Prevention and Treatment
Vector Control
The idea behind vector control is to eliminate the intermediate host by killing the fly larvae.  This disrupts the transmission of the disease by eliminating the parasite reservoir and therefore the incidence in the human population declines.  One method of controlling the Simulium Black Fly (used by the OCP) is to use helicopters to aerially apply larvicide into the rivers and nearby breeding habitats of the fly.  This method has had no lasting effect in Central America because the campaigns have been too short and directed at areas that were too small, but has reduced transmission in Africa.  A major problem with this method of control on both continents is locating and treating all breeding grounds because some species of Simuliid breed in streams only 50 cm wide.  If even a small number of flies remain in an endemic area, this vector control is not effective at eliminating transmission.  In the past, health officials have also tried spraying DDT in rivers and fogging areas with dieldrin, but these methods were ineffective and had severe environmental consequences.  In general, vector control has been more effective in the broad endemic areas in Africa, than in Latin America where the disease is distributed in small foci. (23, 24)

Personal Protection
Because no vaccine or effective chemoprophylaxis is available to prevent onchocerciasis, one method used to reduce the chance of infection is to take basic measures to avoid getting bitten by the black fly.  These measures include avoiding the black fly habitat, using insecticides like DEET, wearing long pants and sleeves, and putting insect netting around where one sleeps.  These methods have been found to be fairly effective for travelers, but less effective for people who live in endemic areas. (25)

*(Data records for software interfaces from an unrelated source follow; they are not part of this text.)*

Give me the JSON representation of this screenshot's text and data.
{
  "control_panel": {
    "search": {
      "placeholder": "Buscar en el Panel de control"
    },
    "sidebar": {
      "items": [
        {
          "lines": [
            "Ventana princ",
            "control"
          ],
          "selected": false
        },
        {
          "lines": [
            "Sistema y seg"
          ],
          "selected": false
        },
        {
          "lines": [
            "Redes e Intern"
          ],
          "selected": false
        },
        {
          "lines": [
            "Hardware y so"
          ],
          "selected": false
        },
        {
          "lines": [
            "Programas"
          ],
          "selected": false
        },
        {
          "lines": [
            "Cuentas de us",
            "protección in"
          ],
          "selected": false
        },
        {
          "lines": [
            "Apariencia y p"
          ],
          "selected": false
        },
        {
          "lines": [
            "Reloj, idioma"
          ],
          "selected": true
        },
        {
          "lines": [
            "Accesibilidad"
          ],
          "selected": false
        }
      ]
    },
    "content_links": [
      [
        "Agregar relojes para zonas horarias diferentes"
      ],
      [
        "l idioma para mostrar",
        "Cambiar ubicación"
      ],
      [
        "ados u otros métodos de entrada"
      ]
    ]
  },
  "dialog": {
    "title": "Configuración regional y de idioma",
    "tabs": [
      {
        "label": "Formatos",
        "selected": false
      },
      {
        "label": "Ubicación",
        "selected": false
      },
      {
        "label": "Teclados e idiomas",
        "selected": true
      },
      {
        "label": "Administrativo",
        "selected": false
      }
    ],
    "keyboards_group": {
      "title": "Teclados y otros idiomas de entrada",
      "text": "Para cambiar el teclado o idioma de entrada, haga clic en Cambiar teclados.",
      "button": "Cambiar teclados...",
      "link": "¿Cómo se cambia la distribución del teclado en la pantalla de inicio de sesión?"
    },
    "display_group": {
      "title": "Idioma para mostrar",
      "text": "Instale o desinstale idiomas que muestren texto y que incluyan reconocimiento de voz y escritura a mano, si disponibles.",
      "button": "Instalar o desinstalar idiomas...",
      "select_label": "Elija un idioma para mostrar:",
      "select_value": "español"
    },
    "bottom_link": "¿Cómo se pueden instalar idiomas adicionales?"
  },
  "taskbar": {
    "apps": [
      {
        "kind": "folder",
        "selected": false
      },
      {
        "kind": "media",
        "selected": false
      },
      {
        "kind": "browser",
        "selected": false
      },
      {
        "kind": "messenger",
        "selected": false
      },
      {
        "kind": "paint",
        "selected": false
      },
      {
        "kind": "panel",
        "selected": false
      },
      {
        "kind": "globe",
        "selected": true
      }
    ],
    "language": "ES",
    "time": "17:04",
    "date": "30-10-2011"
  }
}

Ivermectin (Mectizan, Stromectol)
This is the drug of choice for treating onchocherciasis.  It is a semisynthetic braod-spectrum anthelmintic drug that was isolated from S. avermitilis by Merck.  It affects the parasite by binding selectively with glutamate-gated chloride-ion channels in invertebrate nerve and muscle cells.  This causes cell death in the microfilariae once the drug has been metabolized by the liver, but does not kill the adult worms.  In mass treatment programs like the APOC, a single dose can be given once a year and will reduce microfilariae to low levels for up to 2 years.  If an individual needs more intensive therapy, he or she may receive doses every three months.
* Risks: This is the safest drug available to treat the parasite, but it has been documented to have adverse effects in some populations. 

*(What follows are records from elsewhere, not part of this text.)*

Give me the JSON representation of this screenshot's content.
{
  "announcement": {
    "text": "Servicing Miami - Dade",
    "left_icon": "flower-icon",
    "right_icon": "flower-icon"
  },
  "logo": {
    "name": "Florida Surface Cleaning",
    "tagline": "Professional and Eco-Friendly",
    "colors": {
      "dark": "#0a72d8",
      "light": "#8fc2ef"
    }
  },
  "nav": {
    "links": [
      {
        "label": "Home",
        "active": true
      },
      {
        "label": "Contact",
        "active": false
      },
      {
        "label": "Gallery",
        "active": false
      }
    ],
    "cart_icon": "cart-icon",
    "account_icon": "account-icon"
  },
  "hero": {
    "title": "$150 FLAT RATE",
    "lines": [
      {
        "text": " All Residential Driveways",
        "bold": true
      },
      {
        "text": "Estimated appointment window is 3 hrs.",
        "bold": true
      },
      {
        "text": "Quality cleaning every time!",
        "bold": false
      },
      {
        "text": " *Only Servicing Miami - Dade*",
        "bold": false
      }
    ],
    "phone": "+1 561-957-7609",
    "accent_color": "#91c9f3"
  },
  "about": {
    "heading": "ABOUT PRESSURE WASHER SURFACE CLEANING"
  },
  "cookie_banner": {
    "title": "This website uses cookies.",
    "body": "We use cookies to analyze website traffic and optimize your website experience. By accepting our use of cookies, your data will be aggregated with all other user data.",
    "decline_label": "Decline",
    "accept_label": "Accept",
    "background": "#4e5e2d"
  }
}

  Patients with Sowda (a severe form of dermatitis first described in Yemen) are more likely to have severe reactions including edema and aggravation of onchodermatitis.  The drug has also not been proven safe for pregnant women or women who are breastfeeding.  In areas where Loa loa is coendemic, Ivermectin is not recommended because of the risk of encephalitis.  About 1-5% of patients taking Ivermectin experience adverse effects. (14) (27)

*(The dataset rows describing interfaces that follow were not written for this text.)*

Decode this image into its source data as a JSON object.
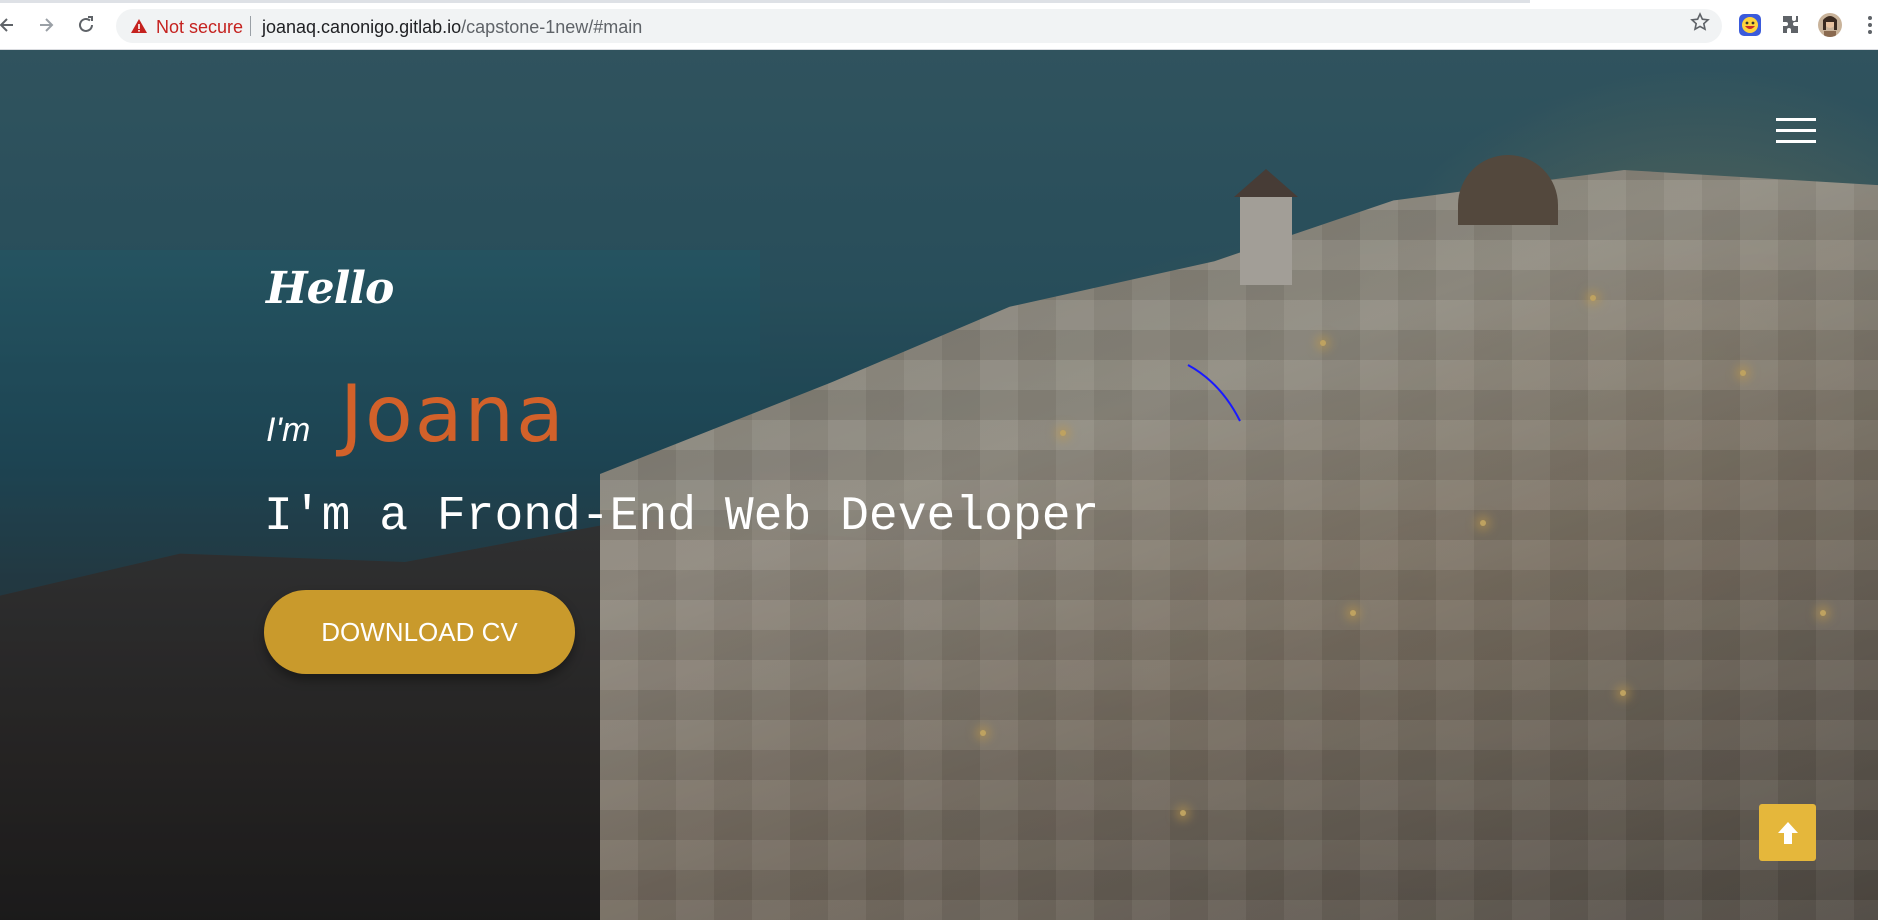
{
  "browser": {
    "security_label": "Not secure",
    "url_host": "joanaq.canonigo.gitlab.io",
    "url_path": "/capstone-1new/#main",
    "icons": [
      "back-arrow-icon",
      "forward-arrow-icon",
      "reload-icon",
      "warning-icon",
      "bookmark-star-icon",
      "emoji-extension-icon",
      "puzzle-extensions-icon",
      "profile-avatar",
      "kebab-menu-icon"
    ]
  },
  "hero": {
    "greeting": "Hello",
    "im_prefix": "I'm",
    "name": "Joana",
    "role": "I'm a Frond-End Web Developer",
    "cv_button": "DOWNLOAD CV",
    "menu_icon": "hamburger-menu-icon",
    "scroll_top_icon": "arrow-up-icon",
    "colors": {
      "name": "#d2612a",
      "cv_button": "#c99a2c",
      "scroll_top": "#e5b73b"
    }
  }
}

Suramin (Metaret or Antrypol)
This drug was originally developed as an antiparasitic drug to treat CNS trypanosomiasis.  It is the only drug available that is effective in killing the adult worms.  Due to side effects, a test dose of 100-200 mg is usually given.  Short term side effects include nausea, vomiting, shock, loss of consciousness, and skin reactions.  If the patient’s reaction is not severe, he or she is given 66.7 mg/kg total dose in 6 weekly installments through a slow IV injection.  Over this period, many patients experience delayed effects including skin eruptions, fever, paresthesia, and hematuria.  Because of the difficulty in using an IV medication in public health initiatives and the numerous side effects, Suramin has largely been replaced by Ivermectin in onchocerciasis treatment.  Suramin is now only used in extreme cases of hyperreactive onchodermatitis.(14, 17)


This anthelmintic drug was used as a microfilaricide before the invention of Ivermectin.  It was taken as an oral dose and often provoked the severe Mazzotti reaction.  The severity of the effects (itching, rash, headache, fever, joint pain, swollen lymph nodes, vertigo) varies from person to person.  There can also be severe ocular effects due to the mobilization of the microfilariae.  The acute side effects and the availability of free Ivermectin have led to a discontinuation of using DEC for onchocerciasis treatment. (17)

This method of treatment is not feasible as a population-wide intervention due to the high cost of surgery and the unavailability of trained doctors.  The only case of systemic use occurred in endemic areas of Guatemala and Mexico.  Nodules around the head were particularly targeted to reduce the microfilarial load near the eyes.  This treatment could be a beneficial addition to patients already being treated with Ivermectin. (14)